Sounds like area politics may have had something to do with this, but Shaq’s beloved nickname has finally been officially recognized. This may all be a moot point, however, as Shaq gave himself the nickname “The Shaqken” shortly before the playoffs started. We’ll update you on this story as it develops.
The Grizzlies’ Grit & Grind era has ended.
Zach Randolph signed with the Kings, and Tony Allen appears likely to leave Memphis, too. The Grizzlies are prioritizing younger/cheaper players like Ben McLemore and Tyreke Evans.
Marc Gasol via Ala Carta, as translated by HoopsHype:
I’m very ambitious and I’ve wanted Memphis to be a great franchise. We’ve grown a lot the last 6-7 years, but we have to keep growing. If this is not lined up, maybe we may have to revisit things.
Gasol has been loyal to Memphis, and his first wish is probably winning there. But Giannis Antetokounmpo put it well: Teams must also do right by their players. Gasol is 32 and doesn’t have much time in his prime left. I see why rebuilding wouldn’t interest him.
But what will he do about it if the Grizzlies don’t prioritize the present? They made their push last summer with a max contract for Chandler Parsons, but because Parsons can’t stay healthy, that deal only inhibits team growth.
Gasol is locked up for two more years before a player option. He doesn’t have much leverage. This is part of the reason LeBron James keeps signing short-term contracts. Gasol doesn’t have the same ability to steer his team in his desired direction
On the potentially bright side, rebuilding teams often don’t have much use for 32-year-olds guaranteed more than $72 million over the following three years. If the fit devolves, Memphis becomes more likely to trade him.
The Celtics already said they’d retire Paul Pierce’s No. 34.
Now, we know when.
The Boston Celtics announced today that they will retire Paul Pierce’s No. 34 after a mid-season game against the Cleveland Cavaliers on Sunday, Feb. 11
After? That’s apparently in response to a new rule that penalizes teams not ready to play after a 15-minute halftime. These ceremonies can drag on, and nobody wants to cut Pierce short. I wonder whether this will start a trend of number retirements coming after games.
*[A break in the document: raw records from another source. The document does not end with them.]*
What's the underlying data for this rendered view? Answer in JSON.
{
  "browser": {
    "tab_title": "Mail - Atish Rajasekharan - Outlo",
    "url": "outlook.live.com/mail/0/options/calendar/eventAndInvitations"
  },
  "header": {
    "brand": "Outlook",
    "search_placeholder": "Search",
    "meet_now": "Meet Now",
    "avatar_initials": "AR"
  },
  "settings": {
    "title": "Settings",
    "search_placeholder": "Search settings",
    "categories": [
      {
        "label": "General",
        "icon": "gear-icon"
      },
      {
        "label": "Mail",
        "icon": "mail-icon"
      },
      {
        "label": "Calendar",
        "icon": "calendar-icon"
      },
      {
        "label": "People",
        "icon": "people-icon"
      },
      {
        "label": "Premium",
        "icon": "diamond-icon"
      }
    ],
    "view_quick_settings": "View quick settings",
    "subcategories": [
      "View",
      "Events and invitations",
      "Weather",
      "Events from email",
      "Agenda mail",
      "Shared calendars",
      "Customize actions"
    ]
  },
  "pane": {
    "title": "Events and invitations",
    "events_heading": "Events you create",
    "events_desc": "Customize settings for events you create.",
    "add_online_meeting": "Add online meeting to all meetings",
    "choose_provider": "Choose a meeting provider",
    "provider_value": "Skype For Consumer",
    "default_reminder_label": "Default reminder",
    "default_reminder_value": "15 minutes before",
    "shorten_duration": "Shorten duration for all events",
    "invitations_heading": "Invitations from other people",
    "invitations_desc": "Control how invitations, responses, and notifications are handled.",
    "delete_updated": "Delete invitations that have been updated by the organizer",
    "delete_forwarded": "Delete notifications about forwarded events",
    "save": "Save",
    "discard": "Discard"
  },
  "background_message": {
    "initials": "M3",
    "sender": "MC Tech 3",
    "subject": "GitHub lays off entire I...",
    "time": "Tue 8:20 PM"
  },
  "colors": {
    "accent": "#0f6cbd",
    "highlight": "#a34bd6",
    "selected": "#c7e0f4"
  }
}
DeMarcus Cousins grew up in Alabama, played collegiately at Kentucky and now plays in New Orleans.
So, yeah, the Pelicans star has an opinion on Confederate statues.
Cousins, via TMZ:
“Take all them motherf*ckers down,” Cousins said … “Take ’em all down.”
These statues glorify people because they fought a war against the United States in the name of preserving the racist institution of slavery.
Not whom I want to honor, either.
Kevin Durant knows something about star teammates not always getting along.
So, the Warriors forward is not freaking out about the disconnect between Kyrie Irving and LeBron James and Irving’s subsequent trade request.
Durant, via Chris Haynes of ESPN:
“It’s just a regular NBA problem, right? A lot of teams have gone through this before,” Durant told ESPN. “They’ll figure it out. That’s a great organization, a championship organization. They’ll figure it out.”
“It’s not the end of the world,” Durant said. “Both of those guys won a championship together. They love each other. If Kyrie wants to do something else, that’s on him. I’m sure whatever happens, it’ll work out for the best for both of them. But it’s just a normal NBA problem. It’s just two big stars that it’s happening to.”
Durant is definitely right in the larger sense. Teammates spat and requests trades more often than we realize. Remember, both Irving and the Cavaliers probably prefer this never became public.
But I’m not sure Cleveland will figure this out with the ease Durant suggests. David Griffin, who had proven so adept at putting out these fires, is gone. LeBron’s free agency looms. This could be extremely destructive to the Cavs.
The fact that this “regular NBA problem” became public only intensifies it – and raises it something greater.